- [INFORMATION]

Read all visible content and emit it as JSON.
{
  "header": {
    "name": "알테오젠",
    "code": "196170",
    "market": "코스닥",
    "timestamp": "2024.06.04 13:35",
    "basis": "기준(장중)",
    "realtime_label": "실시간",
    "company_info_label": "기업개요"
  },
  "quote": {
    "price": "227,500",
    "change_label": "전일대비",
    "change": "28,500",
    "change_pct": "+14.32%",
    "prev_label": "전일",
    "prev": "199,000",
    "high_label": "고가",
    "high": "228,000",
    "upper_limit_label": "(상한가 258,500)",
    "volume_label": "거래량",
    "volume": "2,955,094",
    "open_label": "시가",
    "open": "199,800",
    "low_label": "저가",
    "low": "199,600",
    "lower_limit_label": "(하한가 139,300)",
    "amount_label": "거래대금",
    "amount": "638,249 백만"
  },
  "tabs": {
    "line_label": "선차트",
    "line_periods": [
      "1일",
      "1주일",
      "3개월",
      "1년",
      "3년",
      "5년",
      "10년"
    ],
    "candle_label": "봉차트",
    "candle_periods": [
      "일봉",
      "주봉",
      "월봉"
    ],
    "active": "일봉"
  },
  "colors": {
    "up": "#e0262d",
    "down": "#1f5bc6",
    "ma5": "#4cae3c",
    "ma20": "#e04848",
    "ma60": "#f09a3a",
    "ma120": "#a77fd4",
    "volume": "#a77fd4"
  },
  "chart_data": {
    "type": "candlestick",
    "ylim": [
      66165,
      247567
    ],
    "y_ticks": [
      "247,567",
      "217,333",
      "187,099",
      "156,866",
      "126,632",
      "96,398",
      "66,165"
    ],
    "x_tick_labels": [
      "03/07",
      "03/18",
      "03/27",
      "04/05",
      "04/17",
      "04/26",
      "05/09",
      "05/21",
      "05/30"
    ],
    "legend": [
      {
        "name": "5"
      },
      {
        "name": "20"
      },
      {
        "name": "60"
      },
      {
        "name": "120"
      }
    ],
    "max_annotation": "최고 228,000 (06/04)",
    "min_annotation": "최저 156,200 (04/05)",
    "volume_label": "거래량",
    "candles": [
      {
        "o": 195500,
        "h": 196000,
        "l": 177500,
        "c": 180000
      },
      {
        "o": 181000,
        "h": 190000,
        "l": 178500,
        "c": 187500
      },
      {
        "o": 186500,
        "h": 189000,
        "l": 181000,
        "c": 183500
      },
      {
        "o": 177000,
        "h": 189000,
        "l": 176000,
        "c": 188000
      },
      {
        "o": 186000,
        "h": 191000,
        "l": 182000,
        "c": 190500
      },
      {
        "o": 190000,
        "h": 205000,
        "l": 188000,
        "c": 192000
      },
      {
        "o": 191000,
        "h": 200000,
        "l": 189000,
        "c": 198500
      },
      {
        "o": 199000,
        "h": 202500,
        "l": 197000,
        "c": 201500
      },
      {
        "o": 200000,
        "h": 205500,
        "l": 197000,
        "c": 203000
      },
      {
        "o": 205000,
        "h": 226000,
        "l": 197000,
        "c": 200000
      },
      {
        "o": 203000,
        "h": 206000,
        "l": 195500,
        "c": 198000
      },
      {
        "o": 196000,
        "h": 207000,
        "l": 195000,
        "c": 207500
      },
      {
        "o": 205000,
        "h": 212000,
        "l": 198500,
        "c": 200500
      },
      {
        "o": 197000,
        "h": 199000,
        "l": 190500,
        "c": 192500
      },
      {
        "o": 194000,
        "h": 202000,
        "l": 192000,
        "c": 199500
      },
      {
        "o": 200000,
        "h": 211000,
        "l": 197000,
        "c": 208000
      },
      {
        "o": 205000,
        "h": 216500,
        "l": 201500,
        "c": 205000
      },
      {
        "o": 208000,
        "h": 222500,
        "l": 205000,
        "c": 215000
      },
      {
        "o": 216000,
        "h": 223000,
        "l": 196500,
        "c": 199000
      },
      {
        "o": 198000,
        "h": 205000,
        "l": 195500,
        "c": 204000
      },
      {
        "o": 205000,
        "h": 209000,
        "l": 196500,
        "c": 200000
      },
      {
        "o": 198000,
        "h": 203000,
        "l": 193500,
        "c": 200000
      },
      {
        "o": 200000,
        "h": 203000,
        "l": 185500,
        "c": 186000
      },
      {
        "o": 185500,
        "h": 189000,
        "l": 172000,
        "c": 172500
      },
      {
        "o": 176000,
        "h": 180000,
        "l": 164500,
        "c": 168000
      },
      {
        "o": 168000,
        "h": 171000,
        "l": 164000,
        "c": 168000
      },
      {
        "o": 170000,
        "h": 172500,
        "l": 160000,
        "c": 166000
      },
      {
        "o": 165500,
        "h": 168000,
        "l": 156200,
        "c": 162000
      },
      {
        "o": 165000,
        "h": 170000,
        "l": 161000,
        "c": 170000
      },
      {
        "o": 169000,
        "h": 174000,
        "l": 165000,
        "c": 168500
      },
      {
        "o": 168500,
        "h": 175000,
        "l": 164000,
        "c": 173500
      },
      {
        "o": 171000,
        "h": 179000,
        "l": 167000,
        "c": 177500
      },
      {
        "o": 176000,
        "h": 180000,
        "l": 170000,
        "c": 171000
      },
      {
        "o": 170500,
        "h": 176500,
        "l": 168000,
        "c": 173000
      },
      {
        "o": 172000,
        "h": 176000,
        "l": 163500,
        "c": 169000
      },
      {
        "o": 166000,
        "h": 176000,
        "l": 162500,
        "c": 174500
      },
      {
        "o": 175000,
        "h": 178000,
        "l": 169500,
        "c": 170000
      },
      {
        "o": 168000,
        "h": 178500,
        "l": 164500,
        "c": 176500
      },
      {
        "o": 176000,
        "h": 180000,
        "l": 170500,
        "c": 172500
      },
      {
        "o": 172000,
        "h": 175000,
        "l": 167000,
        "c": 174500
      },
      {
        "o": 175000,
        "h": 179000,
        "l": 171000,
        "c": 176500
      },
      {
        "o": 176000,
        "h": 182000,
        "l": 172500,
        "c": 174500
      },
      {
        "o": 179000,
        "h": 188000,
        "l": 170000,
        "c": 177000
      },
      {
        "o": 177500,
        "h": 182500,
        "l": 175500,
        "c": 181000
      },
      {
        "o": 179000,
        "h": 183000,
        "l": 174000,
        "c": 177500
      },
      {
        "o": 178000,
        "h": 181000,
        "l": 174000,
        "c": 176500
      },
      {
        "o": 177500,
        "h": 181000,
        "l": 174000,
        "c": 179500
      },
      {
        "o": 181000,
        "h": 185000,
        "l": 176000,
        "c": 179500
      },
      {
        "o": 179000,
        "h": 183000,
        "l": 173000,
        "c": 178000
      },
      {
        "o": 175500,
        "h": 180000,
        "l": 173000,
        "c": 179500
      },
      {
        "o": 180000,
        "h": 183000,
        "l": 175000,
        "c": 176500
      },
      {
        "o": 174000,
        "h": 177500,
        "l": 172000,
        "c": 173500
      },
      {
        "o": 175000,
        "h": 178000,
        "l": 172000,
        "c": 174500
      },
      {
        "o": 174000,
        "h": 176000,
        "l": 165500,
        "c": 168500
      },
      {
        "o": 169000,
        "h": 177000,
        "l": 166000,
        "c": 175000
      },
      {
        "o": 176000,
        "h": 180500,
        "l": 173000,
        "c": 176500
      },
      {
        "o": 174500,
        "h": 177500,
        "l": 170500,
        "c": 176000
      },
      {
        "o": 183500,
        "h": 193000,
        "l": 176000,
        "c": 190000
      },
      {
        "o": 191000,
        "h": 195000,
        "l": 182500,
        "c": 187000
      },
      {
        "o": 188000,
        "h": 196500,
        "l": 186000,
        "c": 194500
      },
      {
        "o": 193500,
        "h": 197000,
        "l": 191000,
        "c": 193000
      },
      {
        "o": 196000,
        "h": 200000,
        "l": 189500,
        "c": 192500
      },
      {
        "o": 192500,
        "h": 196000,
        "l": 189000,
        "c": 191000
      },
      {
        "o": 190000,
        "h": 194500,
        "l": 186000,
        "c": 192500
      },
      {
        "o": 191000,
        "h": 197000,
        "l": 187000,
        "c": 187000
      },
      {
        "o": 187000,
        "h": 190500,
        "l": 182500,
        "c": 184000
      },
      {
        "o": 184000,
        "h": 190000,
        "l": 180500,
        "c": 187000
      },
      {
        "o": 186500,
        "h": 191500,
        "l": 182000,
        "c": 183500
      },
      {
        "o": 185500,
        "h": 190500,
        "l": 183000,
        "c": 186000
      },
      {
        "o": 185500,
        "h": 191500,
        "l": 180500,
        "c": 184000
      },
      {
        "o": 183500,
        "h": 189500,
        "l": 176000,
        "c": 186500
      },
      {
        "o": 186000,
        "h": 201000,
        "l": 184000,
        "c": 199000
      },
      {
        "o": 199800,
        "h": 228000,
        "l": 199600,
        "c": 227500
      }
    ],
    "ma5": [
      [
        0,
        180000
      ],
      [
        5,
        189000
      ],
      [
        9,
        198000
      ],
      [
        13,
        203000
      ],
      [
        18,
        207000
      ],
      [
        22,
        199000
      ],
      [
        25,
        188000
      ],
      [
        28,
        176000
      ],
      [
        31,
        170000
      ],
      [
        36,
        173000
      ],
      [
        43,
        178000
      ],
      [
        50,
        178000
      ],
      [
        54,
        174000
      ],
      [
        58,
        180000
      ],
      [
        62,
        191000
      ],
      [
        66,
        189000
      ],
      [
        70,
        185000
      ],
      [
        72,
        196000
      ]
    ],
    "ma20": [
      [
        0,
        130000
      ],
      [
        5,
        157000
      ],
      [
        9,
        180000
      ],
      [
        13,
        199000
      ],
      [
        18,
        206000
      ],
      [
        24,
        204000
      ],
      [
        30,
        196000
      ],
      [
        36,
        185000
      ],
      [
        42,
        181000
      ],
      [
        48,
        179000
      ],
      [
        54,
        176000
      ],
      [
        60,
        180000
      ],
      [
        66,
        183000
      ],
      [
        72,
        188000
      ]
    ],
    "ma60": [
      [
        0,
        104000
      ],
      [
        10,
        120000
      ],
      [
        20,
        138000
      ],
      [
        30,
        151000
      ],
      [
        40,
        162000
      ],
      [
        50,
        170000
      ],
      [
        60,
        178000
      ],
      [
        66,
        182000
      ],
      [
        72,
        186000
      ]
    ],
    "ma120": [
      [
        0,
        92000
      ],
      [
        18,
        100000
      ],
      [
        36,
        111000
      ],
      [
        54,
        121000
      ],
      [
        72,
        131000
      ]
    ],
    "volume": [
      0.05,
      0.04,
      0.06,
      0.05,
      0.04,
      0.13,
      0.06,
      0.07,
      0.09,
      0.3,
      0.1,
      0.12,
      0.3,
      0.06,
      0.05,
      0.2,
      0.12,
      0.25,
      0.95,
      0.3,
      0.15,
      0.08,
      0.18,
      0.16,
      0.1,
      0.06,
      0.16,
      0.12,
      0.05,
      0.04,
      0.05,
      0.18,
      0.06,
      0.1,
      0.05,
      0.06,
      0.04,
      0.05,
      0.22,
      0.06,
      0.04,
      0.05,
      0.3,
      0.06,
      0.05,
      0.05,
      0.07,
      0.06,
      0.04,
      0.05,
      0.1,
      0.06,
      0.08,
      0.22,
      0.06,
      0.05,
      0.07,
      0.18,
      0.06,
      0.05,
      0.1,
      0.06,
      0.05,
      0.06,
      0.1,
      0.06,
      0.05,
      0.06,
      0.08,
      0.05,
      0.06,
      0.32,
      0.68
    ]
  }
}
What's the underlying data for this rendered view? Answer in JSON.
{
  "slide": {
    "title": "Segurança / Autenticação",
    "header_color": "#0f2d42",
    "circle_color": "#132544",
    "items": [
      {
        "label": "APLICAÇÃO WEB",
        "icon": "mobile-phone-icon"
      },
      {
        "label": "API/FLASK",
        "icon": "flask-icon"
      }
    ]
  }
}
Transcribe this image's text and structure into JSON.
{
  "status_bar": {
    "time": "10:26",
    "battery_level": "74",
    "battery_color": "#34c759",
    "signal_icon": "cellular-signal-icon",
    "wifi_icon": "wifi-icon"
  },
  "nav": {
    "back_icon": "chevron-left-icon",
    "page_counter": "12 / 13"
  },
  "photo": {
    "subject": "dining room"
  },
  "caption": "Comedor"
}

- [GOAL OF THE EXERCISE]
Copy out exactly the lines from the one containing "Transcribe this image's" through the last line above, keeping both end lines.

- [EXERCISE RESPONSE]
Transcribe this image's text and structure into JSON.
{
  "status_bar": {
    "time": "10:26",
    "battery_level": "74",
    "battery_color": "#34c759",
    "signal_icon": "cellular-signal-icon",
    "wifi_icon": "wifi-icon"
  },
  "nav": {
    "back_icon": "chevron-left-icon",
    "page_counter": "12 / 13"
  },
  "photo": {
    "subject": "dining room"
  },
  "caption": "Comedor"
}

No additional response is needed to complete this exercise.